Teens will tell you most bullying takes place over Instagram stories, in comment sections of their own photos, or over direct messages.

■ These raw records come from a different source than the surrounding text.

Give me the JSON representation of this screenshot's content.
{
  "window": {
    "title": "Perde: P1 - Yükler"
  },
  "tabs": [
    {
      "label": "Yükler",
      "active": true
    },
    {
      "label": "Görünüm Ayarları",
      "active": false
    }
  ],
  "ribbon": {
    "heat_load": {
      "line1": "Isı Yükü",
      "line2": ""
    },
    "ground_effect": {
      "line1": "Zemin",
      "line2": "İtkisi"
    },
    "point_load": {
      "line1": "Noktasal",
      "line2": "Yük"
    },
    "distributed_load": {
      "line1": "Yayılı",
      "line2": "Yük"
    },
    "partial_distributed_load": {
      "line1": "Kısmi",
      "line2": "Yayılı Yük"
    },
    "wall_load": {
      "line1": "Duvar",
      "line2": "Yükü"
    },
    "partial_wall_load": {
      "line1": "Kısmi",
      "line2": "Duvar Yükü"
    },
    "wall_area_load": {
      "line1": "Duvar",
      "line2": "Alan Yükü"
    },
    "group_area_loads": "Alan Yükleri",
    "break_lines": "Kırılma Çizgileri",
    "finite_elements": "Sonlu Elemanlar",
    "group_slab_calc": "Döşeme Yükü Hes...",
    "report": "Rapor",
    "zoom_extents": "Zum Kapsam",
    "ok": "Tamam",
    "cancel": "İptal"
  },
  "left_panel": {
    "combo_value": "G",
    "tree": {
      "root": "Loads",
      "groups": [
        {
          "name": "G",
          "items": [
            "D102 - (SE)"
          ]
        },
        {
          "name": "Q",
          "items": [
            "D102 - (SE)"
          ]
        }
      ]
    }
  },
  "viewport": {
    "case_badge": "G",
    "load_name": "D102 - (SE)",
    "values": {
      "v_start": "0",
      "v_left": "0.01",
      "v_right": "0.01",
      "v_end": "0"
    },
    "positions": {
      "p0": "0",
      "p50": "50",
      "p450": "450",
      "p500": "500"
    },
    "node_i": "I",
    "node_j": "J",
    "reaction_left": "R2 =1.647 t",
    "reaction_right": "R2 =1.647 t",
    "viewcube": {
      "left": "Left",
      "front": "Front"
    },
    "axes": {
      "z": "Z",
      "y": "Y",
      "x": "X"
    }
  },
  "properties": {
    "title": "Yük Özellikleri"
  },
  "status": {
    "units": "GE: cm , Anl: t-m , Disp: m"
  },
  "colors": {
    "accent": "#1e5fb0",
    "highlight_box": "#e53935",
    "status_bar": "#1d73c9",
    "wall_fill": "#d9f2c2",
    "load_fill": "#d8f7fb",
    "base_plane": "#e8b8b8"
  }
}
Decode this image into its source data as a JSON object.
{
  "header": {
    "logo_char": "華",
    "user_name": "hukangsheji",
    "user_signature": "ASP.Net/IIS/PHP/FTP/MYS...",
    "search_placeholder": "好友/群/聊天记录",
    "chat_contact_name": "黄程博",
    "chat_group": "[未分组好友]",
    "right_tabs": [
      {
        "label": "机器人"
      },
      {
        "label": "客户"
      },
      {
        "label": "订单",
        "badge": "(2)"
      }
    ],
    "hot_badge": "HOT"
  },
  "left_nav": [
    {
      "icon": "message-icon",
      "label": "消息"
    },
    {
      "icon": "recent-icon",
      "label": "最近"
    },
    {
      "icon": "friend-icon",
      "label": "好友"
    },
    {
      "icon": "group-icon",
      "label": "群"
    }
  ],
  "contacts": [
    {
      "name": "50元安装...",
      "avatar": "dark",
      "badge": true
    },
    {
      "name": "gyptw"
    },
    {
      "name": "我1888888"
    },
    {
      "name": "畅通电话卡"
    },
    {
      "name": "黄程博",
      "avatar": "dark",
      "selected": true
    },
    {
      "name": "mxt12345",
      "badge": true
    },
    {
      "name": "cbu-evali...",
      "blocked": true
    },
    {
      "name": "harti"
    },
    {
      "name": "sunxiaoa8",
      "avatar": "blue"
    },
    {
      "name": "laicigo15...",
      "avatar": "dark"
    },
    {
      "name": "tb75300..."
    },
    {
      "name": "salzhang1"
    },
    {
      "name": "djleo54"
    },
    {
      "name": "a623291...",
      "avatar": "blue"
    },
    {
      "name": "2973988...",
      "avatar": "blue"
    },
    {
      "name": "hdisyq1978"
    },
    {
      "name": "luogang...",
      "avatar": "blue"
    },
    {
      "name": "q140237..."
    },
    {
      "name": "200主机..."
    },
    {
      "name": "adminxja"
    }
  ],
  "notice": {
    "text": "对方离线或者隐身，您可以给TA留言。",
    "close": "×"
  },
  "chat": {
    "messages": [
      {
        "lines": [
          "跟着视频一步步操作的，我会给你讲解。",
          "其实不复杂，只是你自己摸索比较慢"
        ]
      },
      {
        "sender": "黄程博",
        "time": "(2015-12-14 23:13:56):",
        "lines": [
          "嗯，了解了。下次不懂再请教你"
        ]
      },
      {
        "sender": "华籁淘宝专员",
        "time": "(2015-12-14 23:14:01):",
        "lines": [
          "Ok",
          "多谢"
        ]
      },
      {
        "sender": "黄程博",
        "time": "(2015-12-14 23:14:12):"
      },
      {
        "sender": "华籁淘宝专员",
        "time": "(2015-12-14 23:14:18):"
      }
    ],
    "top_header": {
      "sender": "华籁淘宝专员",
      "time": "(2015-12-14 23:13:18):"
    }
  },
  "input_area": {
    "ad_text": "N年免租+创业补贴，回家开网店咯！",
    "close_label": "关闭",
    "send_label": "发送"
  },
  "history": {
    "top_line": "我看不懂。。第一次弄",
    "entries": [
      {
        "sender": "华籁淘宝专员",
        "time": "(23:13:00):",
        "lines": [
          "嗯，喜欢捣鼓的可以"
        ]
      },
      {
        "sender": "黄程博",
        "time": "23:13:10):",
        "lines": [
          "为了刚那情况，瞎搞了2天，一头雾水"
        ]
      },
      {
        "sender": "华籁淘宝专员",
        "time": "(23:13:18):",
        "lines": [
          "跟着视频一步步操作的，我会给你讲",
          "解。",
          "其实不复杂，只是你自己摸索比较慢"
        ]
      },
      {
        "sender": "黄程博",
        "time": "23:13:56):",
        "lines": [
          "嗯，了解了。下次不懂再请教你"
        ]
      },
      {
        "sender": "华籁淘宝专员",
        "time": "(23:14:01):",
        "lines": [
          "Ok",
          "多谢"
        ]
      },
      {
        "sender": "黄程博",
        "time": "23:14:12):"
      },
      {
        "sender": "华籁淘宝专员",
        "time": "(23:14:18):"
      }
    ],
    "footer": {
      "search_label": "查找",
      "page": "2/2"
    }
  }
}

The company recently rolled out artificial intelligence to spot bullying in photos, but similar to Twitter, users can make anonymous profiles to spread hateful remarks.READ MORE: Yonkers Police: 2 Men Dead After One Jumps Off Building And Hits The Other 12 Stories Below
Bullying expert Karl Romain, author of The Self Confidence Factor: A Parent’s Guide to Bully Prevention, says it’s something parents need to keep an eye out for.
“You can take on someone else’s persona, you can spread rumors, gossip, you can get other people to gang up on them,” said Romain.
Romain says parents need to take an active role in their children’s online presence and have open conversation with them.
“They need to report when bullying is going on, report it to the proper authorities,” he added. “Whether it’s their internet service provider, try to find out the IP address or the actual platform that bullying is actually occurring.”MORE NEWS: New York City Public Schools To Increase COVID Testing, Relax Quarantine Rules
Romain says parents also need to be sympathetic about the topic, and realize social media isn’t likely to go away any time soon.